Economic and pro-democracy groups in Kenya say one issue that any future government will have to contend with is corruption.
Mwalimu Mati is the CEO of the good governance and anti-corruption organization the Mars Group, in Nairobi. He said in Kenya, there are large-scale bribery scandals, with government officials implicated in the theft of tens of millions of dollars of public funds.
Mati said these scandals affect the political system. He said money buys the influence of political parties, which he said have no philosophical roots. As a result, he said neither politicians nor voters get involved in issues or ideas. Instead, politicians often base their appeals on tribalism, which he said harms nation building.
“Of the three leading parties in our general elections today,” Mati said, “none are older than three years, even though our leaders have been around for decades. So these parties are really election vehicles.”
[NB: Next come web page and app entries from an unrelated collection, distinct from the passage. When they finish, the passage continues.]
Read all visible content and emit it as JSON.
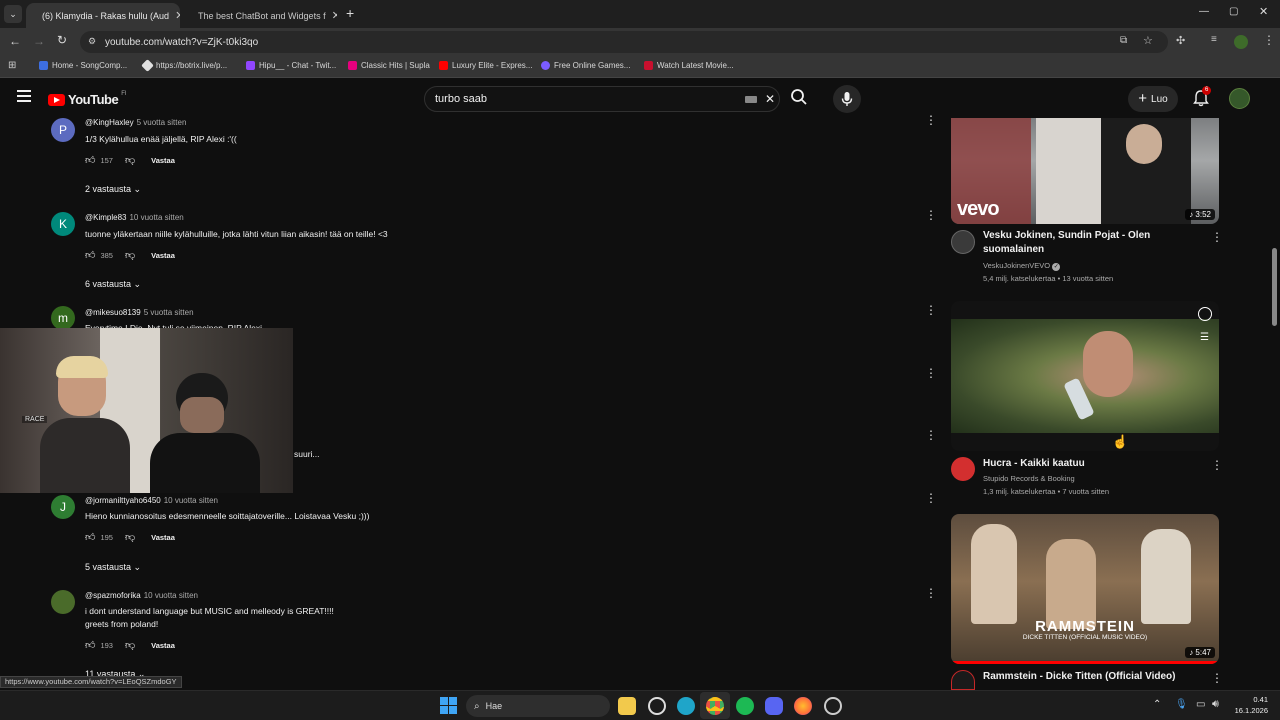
{
  "browser": {
    "tabs": [
      {
        "title": "(6) Klamydia - Rakas hullu (Aud",
        "active": true
      },
      {
        "title": "The best ChatBot and Widgets f",
        "active": false
      }
    ],
    "url": "youtube.com/watch?v=ZjK-t0ki3qo",
    "status_url": "https://www.youtube.com/watch?v=LEoQSZmdoGY",
    "bookmarks": [
      {
        "label": "Home - SongComp...",
        "color": "#3d6ee0"
      },
      {
        "label": "https://botrix.live/p...",
        "color": "#e0e0e0"
      },
      {
        "label": "Hipu__ - Chat - Twit...",
        "color": "#9146ff"
      },
      {
        "label": "Classic Hits | Supla",
        "color": "#e6007e"
      },
      {
        "label": "Luxury Elite - Expres...",
        "color": "#ff0000"
      },
      {
        "label": "Free Online Games...",
        "color": "#7b5cff"
      },
      {
        "label": "Watch Latest Movie...",
        "color": "#c8102e"
      }
    ]
  },
  "youtube": {
    "logo": "YouTube",
    "region": "FI",
    "search_value": "turbo saab",
    "create_label": "Luo",
    "notif_count": "6"
  },
  "comments": [
    {
      "author": "@KingHaxley",
      "age": "5 vuotta sitten",
      "avatar_letter": "P",
      "avatar_color": "#5c6bc0",
      "text": "1/3 Kylähullua enää jäljellä, RIP Alexi :'((",
      "likes": "157",
      "reply": "Vastaa",
      "replies": "2 vastausta"
    },
    {
      "author": "@Kimple83",
      "age": "10 vuotta sitten",
      "avatar_letter": "K",
      "avatar_color": "#00897b",
      "text": "tuonne yläkertaan niille kylähulluille, jotka lähti vitun liian aikasin! tää on teille! <3",
      "likes": "385",
      "reply": "Vastaa",
      "replies": "6 vastausta"
    },
    {
      "author": "@mikesuo8139",
      "age": "5 vuotta sitten",
      "avatar_letter": "m",
      "avatar_color": "#33691e",
      "text": "Everytime I Die. Nyt tuli se viimeinen, RIP Alexi",
      "partial_text": "suuri..."
    },
    {
      "author": "@jormanilttyaho6450",
      "age": "10 vuotta sitten",
      "avatar_letter": "J",
      "avatar_color": "#2e7d32",
      "text": "Hieno kunnianosoitus edesmenneelle soittajatoverille... Loistavaa Vesku ;)))",
      "likes": "195",
      "reply": "Vastaa",
      "replies": "5 vastausta"
    },
    {
      "author": "@spazmoforika",
      "age": "10 vuotta sitten",
      "avatar_letter": "",
      "avatar_color": "#4a6b2a",
      "text": "i dont understand language but MUSIC and melleody is GREAT!!!!",
      "text2": "greets from poland!",
      "likes": "193",
      "reply": "Vastaa",
      "replies": "11 vastausta"
    }
  ],
  "webcam_label": "RACE",
  "sidebar": [
    {
      "title": "Vesku Jokinen, Sundin Pojat - Olen suomalainen",
      "channel": "VeskuJokinenVEVO",
      "meta": "5,4 milj. katselukertaa • 13 vuotta sitten",
      "duration": "3:52",
      "watermark": "vevo"
    },
    {
      "title": "Hucra - Kaikki kaatuu",
      "channel": "Stupido Records & Booking",
      "meta": "1,3 milj. katselukertaa • 7 vuotta sitten"
    },
    {
      "title": "Rammstein - Dicke Titten (Official Video)",
      "duration": "5:47",
      "overlay_title": "RAMMSTEIN",
      "overlay_sub": "DICKE TITTEN (OFFICIAL MUSIC VIDEO)"
    }
  ],
  "taskbar": {
    "search_placeholder": "Hae",
    "time": "0.41",
    "date": "16.1.2026"
  }
}
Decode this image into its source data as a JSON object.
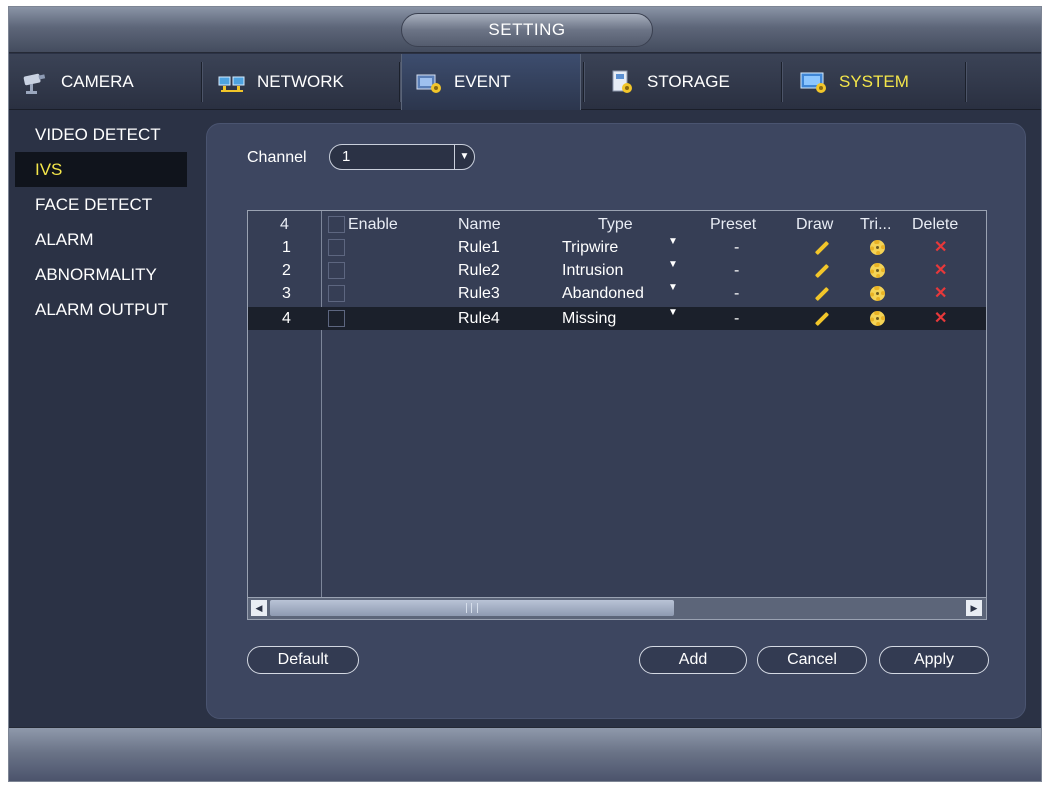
{
  "window": {
    "title": "SETTING"
  },
  "tabs": [
    {
      "label": "CAMERA",
      "icon": "camera-icon"
    },
    {
      "label": "NETWORK",
      "icon": "network-icon"
    },
    {
      "label": "EVENT",
      "icon": "event-icon",
      "active": true
    },
    {
      "label": "STORAGE",
      "icon": "storage-icon"
    },
    {
      "label": "SYSTEM",
      "icon": "system-icon"
    }
  ],
  "sidebar": {
    "items": [
      {
        "label": "VIDEO DETECT"
      },
      {
        "label": "IVS",
        "active": true
      },
      {
        "label": "FACE DETECT"
      },
      {
        "label": "ALARM"
      },
      {
        "label": "ABNORMALITY"
      },
      {
        "label": "ALARM OUTPUT"
      }
    ]
  },
  "channel": {
    "label": "Channel",
    "value": "1"
  },
  "table": {
    "headers": {
      "count": "4",
      "enable": "Enable",
      "name": "Name",
      "type": "Type",
      "preset": "Preset",
      "draw": "Draw",
      "trigger": "Tri...",
      "delete": "Delete"
    },
    "rows": [
      {
        "num": "1",
        "name": "Rule1",
        "type": "Tripwire",
        "preset": "-"
      },
      {
        "num": "2",
        "name": "Rule2",
        "type": "Intrusion",
        "preset": "-"
      },
      {
        "num": "3",
        "name": "Rule3",
        "type": "Abandoned",
        "preset": "-"
      },
      {
        "num": "4",
        "name": "Rule4",
        "type": "Missing",
        "preset": "-"
      }
    ]
  },
  "buttons": {
    "default": "Default",
    "add": "Add",
    "cancel": "Cancel",
    "apply": "Apply"
  },
  "colors": {
    "accent_yellow": "#f4e64a",
    "delete_red": "#e8383a",
    "panel_bg": "#3d4660"
  }
}
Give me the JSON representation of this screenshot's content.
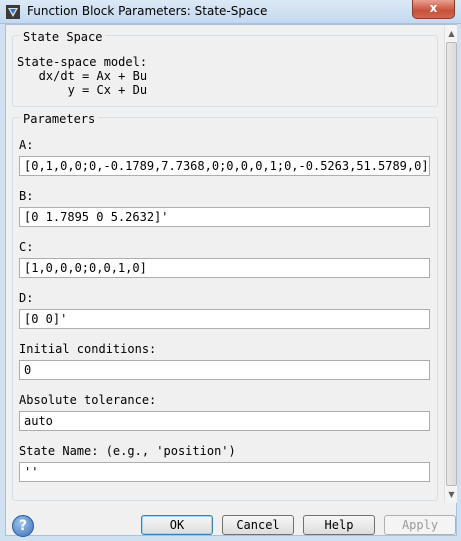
{
  "window": {
    "title": "Function Block Parameters: State-Space",
    "close_label": "x"
  },
  "block": {
    "group_title": "State Space",
    "description": "State-space model:\n   dx/dt = Ax + Bu\n       y = Cx + Du"
  },
  "parameters": {
    "group_title": "Parameters",
    "fields": [
      {
        "label": "A:",
        "value": "[0,1,0,0;0,-0.1789,7.7368,0;0,0,0,1;0,-0.5263,51.5789,0]"
      },
      {
        "label": "B:",
        "value": "[0 1.7895 0 5.2632]'"
      },
      {
        "label": "C:",
        "value": "[1,0,0,0;0,0,1,0]"
      },
      {
        "label": "D:",
        "value": "[0 0]'"
      },
      {
        "label": "Initial conditions:",
        "value": "0"
      },
      {
        "label": "Absolute tolerance:",
        "value": "auto"
      },
      {
        "label": "State Name: (e.g., 'position')",
        "value": "''"
      }
    ]
  },
  "buttons": {
    "help_icon": "?",
    "ok": "OK",
    "cancel": "Cancel",
    "help": "Help",
    "apply": "Apply"
  },
  "icons": {
    "app": "simulink-block-icon",
    "help": "help-circle-icon"
  }
}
He said they are supported by large amounts of money from unknown sources. He said one UN study recently revealed that more than half of all money supporting political parties could not be legally traced. Some fear the money could come from illicit arms sales.
“Grand corruption and the money it generates,” says Mati, “is a war chest for [creating] political power.”
Mati said ordinary people are also affected by the petty, or small-scale, bribery of lower level officials, including the police and bureaucracy. As a result, he said, “In Kenya, the very poor are paying several bribes per month which they can ill afford.” He said it’s for this reason as well that corruption has become a significant campaign issue, not just one supported by good governance groups.
Mati said whoever wins will have to tackle the problem. Both leading candidates say they will do so, and President Mwai Kibaki says he will introduce what he calls a “clean hands” cabinet of officials untainted by corruption. Opposition supporters say that should have been a priority over the last five years.